LDP includes white milk and other liquid dairy products such as flavoured milk, drinking yoghurt, sweetened condensed milk, lactic acid drinks, baby and toddler milk.
According to the fourth diary index report, last year, around 51% of white milk consumed in developing countries was bought loose and 49% in packages. Sales are forecast to reach a tipping point in 2014 with around 55% of white milk forecast to be sold in packages.
This is expected to climb further towards 70% by 2020, according to Tetra Pak. The company said that rising prosperity and urbanisation in Africa and Latin America will also fuel growth of LDP demand.

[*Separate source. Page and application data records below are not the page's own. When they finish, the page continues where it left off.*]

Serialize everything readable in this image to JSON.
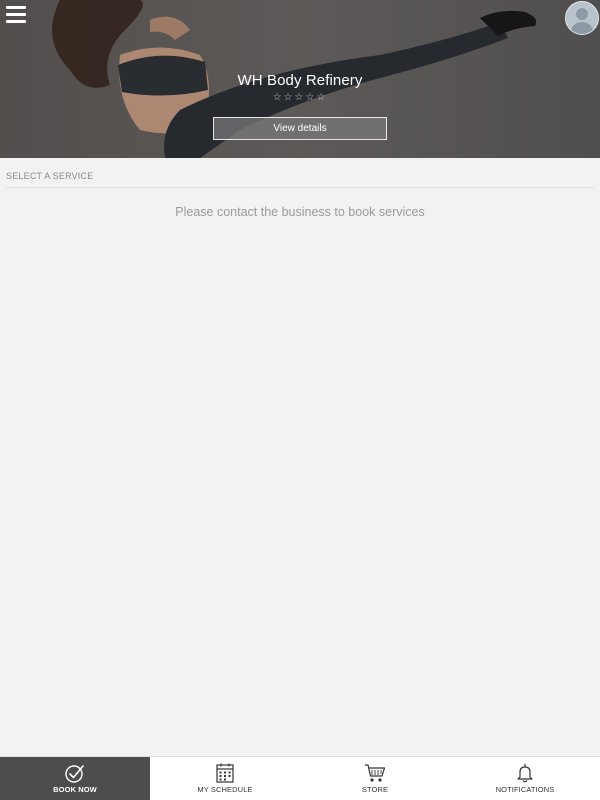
{
  "header": {
    "business_name": "WH Body Refinery",
    "rating_stars": "☆☆☆☆☆",
    "view_details_label": "View details"
  },
  "main": {
    "section_label": "SELECT A SERVICE",
    "empty_message": "Please contact the business to book services"
  },
  "bottom_nav": {
    "items": [
      {
        "label": "BOOK NOW",
        "icon": "check-circle-icon",
        "active": true
      },
      {
        "label": "MY SCHEDULE",
        "icon": "calendar-icon",
        "active": false
      },
      {
        "label": "STORE",
        "icon": "cart-icon",
        "active": false
      },
      {
        "label": "NOTIFICATIONS",
        "icon": "bell-icon",
        "active": false
      }
    ]
  },
  "colors": {
    "active_tab_bg": "#4d4d4d",
    "page_bg": "#f2f2f2",
    "hero_overlay": "#5a5a5a"
  }
}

According to Tetra Pak, loose milk is typically sold in India, Pakistan, Sri Lanka and Bangladesh. Milkmen carry unpasteurized milk in large metal cans on their bicycles and mopeds from the farm gate to doorsteps or city streets. It is poured from the milkman’s can into a jug or bottle.
In India’s largest cities it is estimated that the majority of white milk is already sold packaged. But in the countryside loose milk still dominates.
Sumit Khatter, Marketing Manager, Tetra Pak India said that across India there had been a marked shift towards packaged milk. He said: “People have more money, less time and they have moved away from the countryside. They are increasingly living closer to a city grocery store than a diary farm.”
The report states that the UK was the fourth biggest consumer of milk per capita in 2009, in the world. Gail Scotland, Marketing Manager, Tetra Pak UK said that more people in the UK were living in smaller households or on their own, so there “is an opportunity for invidualised and portion packs to grow in popularity in the UK”.
According to the report, the UK’s LDP consumption is expected to rise by 1% to around seven billion litres from 2009 to 2013 due to a “growing demand for flavoured milk and drinking yoghurt”.
The dairy boom will be most pronounced in Asia, according to Tetra Pak, led by India and China, where increased prosperity and rapid growth of the middle class will spur a significant rise in consumption.
“Surging demand for packaged food will heighten competition for secure supplies of sustainable energy and raw materials,” said Dennis Jönsson, President and CEO, Tetra Pak . “This will amplify the call for greater efficiency, cost control and environmental performance. Global and local players will increasingly compete for growth in developing markets, accelerating consolidation.”